(Web page and app entries)
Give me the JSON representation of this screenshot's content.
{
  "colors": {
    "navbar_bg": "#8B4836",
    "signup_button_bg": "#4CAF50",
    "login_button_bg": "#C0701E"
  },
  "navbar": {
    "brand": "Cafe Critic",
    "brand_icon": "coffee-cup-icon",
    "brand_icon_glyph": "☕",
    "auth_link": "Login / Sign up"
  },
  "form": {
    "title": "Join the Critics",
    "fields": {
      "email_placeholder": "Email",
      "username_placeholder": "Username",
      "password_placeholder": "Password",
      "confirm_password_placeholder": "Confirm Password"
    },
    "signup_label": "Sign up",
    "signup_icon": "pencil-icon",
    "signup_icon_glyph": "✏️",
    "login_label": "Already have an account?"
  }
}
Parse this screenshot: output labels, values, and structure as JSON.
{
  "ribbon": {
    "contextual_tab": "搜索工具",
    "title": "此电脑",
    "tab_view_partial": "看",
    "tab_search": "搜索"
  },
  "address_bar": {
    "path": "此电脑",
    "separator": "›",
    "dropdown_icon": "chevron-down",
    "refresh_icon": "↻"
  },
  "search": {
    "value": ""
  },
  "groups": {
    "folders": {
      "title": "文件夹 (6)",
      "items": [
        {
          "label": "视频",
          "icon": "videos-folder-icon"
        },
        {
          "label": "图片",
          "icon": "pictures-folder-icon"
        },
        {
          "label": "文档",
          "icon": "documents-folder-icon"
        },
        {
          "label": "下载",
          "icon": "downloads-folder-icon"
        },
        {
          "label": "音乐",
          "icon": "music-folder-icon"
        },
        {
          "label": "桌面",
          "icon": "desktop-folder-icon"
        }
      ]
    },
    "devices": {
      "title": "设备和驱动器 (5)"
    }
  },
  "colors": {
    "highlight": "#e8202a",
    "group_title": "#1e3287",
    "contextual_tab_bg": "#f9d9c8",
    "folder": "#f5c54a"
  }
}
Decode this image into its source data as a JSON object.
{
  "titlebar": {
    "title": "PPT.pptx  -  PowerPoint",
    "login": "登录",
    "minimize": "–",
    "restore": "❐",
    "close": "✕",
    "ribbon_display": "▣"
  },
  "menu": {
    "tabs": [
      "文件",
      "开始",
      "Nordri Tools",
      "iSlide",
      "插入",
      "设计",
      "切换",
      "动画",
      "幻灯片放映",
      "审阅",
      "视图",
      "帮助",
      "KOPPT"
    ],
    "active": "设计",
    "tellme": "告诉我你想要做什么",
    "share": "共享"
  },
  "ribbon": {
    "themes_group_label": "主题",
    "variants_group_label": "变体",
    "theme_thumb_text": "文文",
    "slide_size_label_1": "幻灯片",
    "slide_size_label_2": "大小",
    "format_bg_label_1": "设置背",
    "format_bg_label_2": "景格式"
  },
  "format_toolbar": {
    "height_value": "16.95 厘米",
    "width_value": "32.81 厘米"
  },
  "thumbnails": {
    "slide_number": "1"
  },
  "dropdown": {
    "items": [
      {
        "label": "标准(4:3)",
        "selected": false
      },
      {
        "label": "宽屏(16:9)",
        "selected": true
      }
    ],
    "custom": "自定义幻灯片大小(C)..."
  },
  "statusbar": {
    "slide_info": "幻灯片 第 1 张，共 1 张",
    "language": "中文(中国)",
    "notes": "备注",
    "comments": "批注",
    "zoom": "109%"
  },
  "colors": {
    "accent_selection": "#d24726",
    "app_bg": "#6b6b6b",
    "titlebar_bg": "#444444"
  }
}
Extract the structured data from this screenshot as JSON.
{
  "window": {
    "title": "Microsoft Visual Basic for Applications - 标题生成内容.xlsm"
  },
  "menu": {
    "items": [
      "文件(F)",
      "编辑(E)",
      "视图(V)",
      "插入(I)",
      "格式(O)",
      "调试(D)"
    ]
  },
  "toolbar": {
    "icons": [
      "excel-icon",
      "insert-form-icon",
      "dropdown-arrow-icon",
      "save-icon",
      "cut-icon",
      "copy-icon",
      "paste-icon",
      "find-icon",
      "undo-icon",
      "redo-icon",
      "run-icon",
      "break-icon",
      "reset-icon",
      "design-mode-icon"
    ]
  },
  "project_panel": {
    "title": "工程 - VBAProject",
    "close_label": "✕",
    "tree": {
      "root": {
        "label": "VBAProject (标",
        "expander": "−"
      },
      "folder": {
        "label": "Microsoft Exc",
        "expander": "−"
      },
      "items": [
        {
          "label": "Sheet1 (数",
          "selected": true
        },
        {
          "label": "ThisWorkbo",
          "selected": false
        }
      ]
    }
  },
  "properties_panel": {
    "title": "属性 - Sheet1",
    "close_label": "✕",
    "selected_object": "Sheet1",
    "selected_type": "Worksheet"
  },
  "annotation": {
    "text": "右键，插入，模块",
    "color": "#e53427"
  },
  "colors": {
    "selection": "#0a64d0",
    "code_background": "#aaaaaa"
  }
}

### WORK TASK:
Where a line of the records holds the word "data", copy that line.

### TASK OUTPUT:
Decode this image into its source data as a JSON object.
Extract the structured data from this screenshot as JSON.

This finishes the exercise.